§ WHAT YOU NEED TO DO:
Repeat every entry below exactly.

§ DATASET CONTENT:
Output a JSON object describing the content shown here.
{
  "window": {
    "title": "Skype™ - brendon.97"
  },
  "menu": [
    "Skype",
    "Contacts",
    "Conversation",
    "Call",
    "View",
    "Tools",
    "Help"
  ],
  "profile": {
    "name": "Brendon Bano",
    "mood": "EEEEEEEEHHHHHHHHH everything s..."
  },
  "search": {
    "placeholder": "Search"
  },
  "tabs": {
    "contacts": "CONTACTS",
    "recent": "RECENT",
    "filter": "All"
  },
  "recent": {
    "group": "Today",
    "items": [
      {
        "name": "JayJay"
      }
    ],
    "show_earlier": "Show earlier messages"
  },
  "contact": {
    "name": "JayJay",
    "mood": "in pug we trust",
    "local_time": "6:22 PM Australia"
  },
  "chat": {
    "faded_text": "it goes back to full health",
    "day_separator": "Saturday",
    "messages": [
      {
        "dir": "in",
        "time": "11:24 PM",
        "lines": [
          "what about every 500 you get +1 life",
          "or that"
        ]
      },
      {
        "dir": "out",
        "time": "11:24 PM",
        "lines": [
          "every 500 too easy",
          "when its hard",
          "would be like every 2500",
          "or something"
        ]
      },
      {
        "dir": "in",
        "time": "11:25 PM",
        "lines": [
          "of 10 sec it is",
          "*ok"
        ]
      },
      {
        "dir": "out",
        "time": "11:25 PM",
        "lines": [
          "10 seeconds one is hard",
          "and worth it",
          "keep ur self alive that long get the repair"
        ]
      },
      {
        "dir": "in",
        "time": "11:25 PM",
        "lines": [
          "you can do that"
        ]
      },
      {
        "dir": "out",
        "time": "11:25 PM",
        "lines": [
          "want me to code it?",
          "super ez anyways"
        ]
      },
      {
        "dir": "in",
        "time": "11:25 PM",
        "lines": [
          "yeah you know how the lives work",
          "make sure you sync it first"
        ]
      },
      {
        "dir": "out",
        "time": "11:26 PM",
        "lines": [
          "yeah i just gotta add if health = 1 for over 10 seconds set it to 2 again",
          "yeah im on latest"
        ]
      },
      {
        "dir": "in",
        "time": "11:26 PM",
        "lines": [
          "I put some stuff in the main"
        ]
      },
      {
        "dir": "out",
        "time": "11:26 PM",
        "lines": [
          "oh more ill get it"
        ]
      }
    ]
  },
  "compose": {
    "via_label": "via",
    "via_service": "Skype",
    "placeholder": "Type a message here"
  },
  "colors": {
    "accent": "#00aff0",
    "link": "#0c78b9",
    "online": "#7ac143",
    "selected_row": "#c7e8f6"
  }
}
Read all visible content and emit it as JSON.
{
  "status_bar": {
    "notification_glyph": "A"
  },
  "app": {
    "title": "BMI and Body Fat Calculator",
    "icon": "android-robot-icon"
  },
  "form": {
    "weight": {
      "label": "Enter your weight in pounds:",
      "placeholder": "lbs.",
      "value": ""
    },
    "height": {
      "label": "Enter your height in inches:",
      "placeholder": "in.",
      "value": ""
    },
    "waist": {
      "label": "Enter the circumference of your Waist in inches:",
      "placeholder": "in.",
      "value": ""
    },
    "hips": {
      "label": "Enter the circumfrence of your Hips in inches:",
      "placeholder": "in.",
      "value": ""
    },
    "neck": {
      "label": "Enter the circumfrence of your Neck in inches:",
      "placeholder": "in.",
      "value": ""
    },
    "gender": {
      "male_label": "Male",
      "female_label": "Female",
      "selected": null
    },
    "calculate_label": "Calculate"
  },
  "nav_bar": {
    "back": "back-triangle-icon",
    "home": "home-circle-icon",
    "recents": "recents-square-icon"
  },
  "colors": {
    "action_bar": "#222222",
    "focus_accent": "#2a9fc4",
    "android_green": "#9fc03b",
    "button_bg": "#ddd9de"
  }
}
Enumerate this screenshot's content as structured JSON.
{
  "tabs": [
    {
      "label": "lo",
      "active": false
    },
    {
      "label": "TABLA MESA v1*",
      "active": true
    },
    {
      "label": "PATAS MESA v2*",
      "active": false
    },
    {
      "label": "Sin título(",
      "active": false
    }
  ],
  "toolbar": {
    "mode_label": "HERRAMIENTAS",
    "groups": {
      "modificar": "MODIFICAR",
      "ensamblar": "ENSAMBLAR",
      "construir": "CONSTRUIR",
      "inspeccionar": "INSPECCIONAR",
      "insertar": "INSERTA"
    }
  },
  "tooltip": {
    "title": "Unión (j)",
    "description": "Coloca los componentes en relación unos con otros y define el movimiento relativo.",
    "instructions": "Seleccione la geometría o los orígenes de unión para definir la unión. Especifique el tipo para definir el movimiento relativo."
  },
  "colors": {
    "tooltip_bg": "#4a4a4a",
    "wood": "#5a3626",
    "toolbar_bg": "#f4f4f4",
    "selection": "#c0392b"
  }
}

§ WRITTEN RESPONSE:
Output a JSON object describing the content shown here.
{
  "window": {
    "title": "Skype™ - brendon.97"
  },
  "menu": [
    "Skype",
    "Contacts",
    "Conversation",
    "Call",
    "View",
    "Tools",
    "Help"
  ],
  "profile": {
    "name": "Brendon Bano",
    "mood": "EEEEEEEEHHHHHHHHH everything s..."
  },
  "search": {
    "placeholder": "Search"
  },
  "tabs": {
    "contacts": "CONTACTS",
    "recent": "RECENT",
    "filter": "All"
  },
  "recent": {
    "group": "Today",
    "items": [
      {
        "name": "JayJay"
      }
    ],
    "show_earlier": "Show earlier messages"
  },
  "contact": {
    "name": "JayJay",
    "mood": "in pug we trust",
    "local_time": "6:22 PM Australia"
  },
  "chat": {
    "faded_text": "it goes back to full health",
    "day_separator": "Saturday",
    "messages": [
      {
        "dir": "in",
        "time": "11:24 PM",
        "lines": [
          "what about every 500 you get +1 life",
          "or that"
        ]
      },
      {
        "dir": "out",
        "time": "11:24 PM",
        "lines": [
          "every 500 too easy",
          "when its hard",
          "would be like every 2500",
          "or something"
        ]
      },
      {
        "dir": "in",
        "time": "11:25 PM",
        "lines": [
          "of 10 sec it is",
          "*ok"
        ]
      },
      {
        "dir": "out",
        "time": "11:25 PM",
        "lines": [
          "10 seeconds one is hard",
          "and worth it",
          "keep ur self alive that long get the repair"
        ]
      },
      {
        "dir": "in",
        "time": "11:25 PM",
        "lines": [
          "you can do that"
        ]
      },
      {
        "dir": "out",
        "time": "11:25 PM",
        "lines": [
          "want me to code it?",
          "super ez anyways"
        ]
      },
      {
        "dir": "in",
        "time": "11:25 PM",
        "lines": [
          "yeah you know how the lives work",
          "make sure you sync it first"
        ]
      },
      {
        "dir": "out",
        "time": "11:26 PM",
        "lines": [
          "yeah i just gotta add if health = 1 for over 10 seconds set it to 2 again",
          "yeah im on latest"
        ]
      },
      {
        "dir": "in",
        "time": "11:26 PM",
        "lines": [
          "I put some stuff in the main"
        ]
      },
      {
        "dir": "out",
        "time": "11:26 PM",
        "lines": [
          "oh more ill get it"
        ]
      }
    ]
  },
  "compose": {
    "via_label": "via",
    "via_service": "Skype",
    "placeholder": "Type a message here"
  },
  "colors": {
    "accent": "#00aff0",
    "link": "#0c78b9",
    "online": "#7ac143",
    "selected_row": "#c7e8f6"
  }
}
Read all visible content and emit it as JSON.
{
  "status_bar": {
    "notification_glyph": "A"
  },
  "app": {
    "title": "BMI and Body Fat Calculator",
    "icon": "android-robot-icon"
  },
  "form": {
    "weight": {
      "label": "Enter your weight in pounds:",
      "placeholder": "lbs.",
      "value": ""
    },
    "height": {
      "label": "Enter your height in inches:",
      "placeholder": "in.",
      "value": ""
    },
    "waist": {
      "label": "Enter the circumference of your Waist in inches:",
      "placeholder": "in.",
      "value": ""
    },
    "hips": {
      "label": "Enter the circumfrence of your Hips in inches:",
      "placeholder": "in.",
      "value": ""
    },
    "neck": {
      "label": "Enter the circumfrence of your Neck in inches:",
      "placeholder": "in.",
      "value": ""
    },
    "gender": {
      "male_label": "Male",
      "female_label": "Female",
      "selected": null
    },
    "calculate_label": "Calculate"
  },
  "nav_bar": {
    "back": "back-triangle-icon",
    "home": "home-circle-icon",
    "recents": "recents-square-icon"
  },
  "colors": {
    "action_bar": "#222222",
    "focus_accent": "#2a9fc4",
    "android_green": "#9fc03b",
    "button_bg": "#ddd9de"
  }
}
Enumerate this screenshot's content as structured JSON.
{
  "tabs": [
    {
      "label": "lo",
      "active": false
    },
    {
      "label": "TABLA MESA v1*",
      "active": true
    },
    {
      "label": "PATAS MESA v2*",
      "active": false
    },
    {
      "label": "Sin título(",
      "active": false
    }
  ],
  "toolbar": {
    "mode_label": "HERRAMIENTAS",
    "groups": {
      "modificar": "MODIFICAR",
      "ensamblar": "ENSAMBLAR",
      "construir": "CONSTRUIR",
      "inspeccionar": "INSPECCIONAR",
      "insertar": "INSERTA"
    }
  },
  "tooltip": {
    "title": "Unión (j)",
    "description": "Coloca los componentes en relación unos con otros y define el movimiento relativo.",
    "instructions": "Seleccione la geometría o los orígenes de unión para definir la unión. Especifique el tipo para definir el movimiento relativo."
  },
  "colors": {
    "tooltip_bg": "#4a4a4a",
    "wood": "#5a3626",
    "toolbar_bg": "#f4f4f4",
    "selection": "#c0392b"
  }
}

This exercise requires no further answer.